The two objectives of this study were to establish the distribution of carotenoid pigmentation in feathers across 236 modern bird families and to investigate the evolutionary history of carotenoid deposition in neornithine plumage. To accomplish the latter objective, we hypothesized the distribution of carotenoids in feathers across all 9993 modern bird species. The confirmed taxonomic distribution of carotenoid feather pigments was revealed to be broad and patchy: 13 orders of birds including ducks, storks and cuckoos (Anseriformes, Ciconiiformes and Cuculiformes, respectively) display carotenoids in feathers. Our observations confirm an earlier prediction by Stoddard & Prum  that plumage carotenoids are displayed by several coraciiform and galliform species. We observed considerable variation among orders with respect to the percentage of species that display plumage carotenoids or the associated colours. For example, 100% of extant flamingo species (Phoenicopteriformes) accumulate carotenoids in their plumage, whereas only 41% of perching bird species (Passeriformes) and less than 1% of duck species (Anseriformes) have carotenoid-consistent plumage colours. Carotenoids as feather pigments are a labile trait that has originated multiple times during the radiation of modern birds. The earliest origination of carotenoid plumage pigments was traced to a theoretical ancestor of living perching birds (Passeriformes) that lived at least 56 million years ago, as calibrated by a recent supertree for practically all extant birds . Apparently, these red, yellow, orange, pink or purple feather colours have likely been displayed by perching birds for most of the Cenozoic. We also found surprising evidence for relatively recent appearances of carotenoid pigmented plumages in several orders, including Anseriformes and Galliformes. The evolutionary reconstructions based on our character trait data strongly suggest that ancient Cenozoic plumages exhibited the full colour range that we now see in modern birds.

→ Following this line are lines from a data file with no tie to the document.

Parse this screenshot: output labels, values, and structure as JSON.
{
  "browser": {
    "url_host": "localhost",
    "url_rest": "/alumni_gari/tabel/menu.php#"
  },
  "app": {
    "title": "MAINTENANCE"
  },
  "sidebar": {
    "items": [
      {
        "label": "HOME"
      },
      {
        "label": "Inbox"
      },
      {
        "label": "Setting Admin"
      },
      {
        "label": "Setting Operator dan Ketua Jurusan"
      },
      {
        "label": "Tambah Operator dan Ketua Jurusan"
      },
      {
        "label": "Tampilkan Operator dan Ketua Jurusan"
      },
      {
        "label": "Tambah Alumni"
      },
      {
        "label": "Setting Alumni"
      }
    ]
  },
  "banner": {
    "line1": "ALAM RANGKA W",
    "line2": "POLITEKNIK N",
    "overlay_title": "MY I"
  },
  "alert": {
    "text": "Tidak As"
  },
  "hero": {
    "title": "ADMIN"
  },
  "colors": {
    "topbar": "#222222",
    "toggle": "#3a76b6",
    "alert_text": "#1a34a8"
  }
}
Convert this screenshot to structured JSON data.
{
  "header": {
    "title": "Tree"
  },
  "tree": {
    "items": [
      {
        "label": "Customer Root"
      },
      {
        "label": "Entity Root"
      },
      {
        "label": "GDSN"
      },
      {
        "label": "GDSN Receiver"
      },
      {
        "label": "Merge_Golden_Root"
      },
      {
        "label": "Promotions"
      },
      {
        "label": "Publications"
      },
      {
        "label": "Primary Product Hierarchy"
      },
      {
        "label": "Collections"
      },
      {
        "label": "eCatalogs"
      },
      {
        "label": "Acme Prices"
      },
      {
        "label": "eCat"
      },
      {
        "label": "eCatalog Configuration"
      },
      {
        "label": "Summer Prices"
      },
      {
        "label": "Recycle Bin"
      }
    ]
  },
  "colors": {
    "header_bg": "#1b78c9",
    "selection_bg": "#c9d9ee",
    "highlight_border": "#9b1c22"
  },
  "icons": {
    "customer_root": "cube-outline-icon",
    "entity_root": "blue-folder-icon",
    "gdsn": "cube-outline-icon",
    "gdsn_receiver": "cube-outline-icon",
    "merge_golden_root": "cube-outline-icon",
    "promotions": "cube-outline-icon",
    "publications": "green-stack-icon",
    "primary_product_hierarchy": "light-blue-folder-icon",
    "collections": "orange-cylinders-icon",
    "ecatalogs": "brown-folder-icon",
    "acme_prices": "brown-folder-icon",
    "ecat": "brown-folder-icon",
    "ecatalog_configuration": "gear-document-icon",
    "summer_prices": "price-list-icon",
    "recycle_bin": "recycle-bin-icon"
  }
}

D.B.T. was funded by a Peter Buck Postdoctoral Fellowship from the National Museum of Natural History, Smithsonian Institution.
We thank Christina Gebhard, Brian Schmidt and Carla Dove for specimens (Division of Birds, National Museum of Natural History); Andrew Stewart for help and access to the Hydra cluster (Smithsonian Institution); Andrew Punnett, Joshua Bodyfelt and Peter Schwerdtfeger for help and access to the Marvin cluster (Massey University Albany); Gary Graves and Cushla McGoverin for helpful discussion. We also thank Editor Innes Cuthill, Associate Editor Irby Lovette and two anonymous referees for their very helpful comments. The MCI thanks Judith Cherwinka for the purchase of the B&W Tek MiniRam II instrument.
- Received April 3, 2014.
- Accepted May 30, 2014.
- © 2014 The Author(s) Published by the Royal Society. All rights reserved.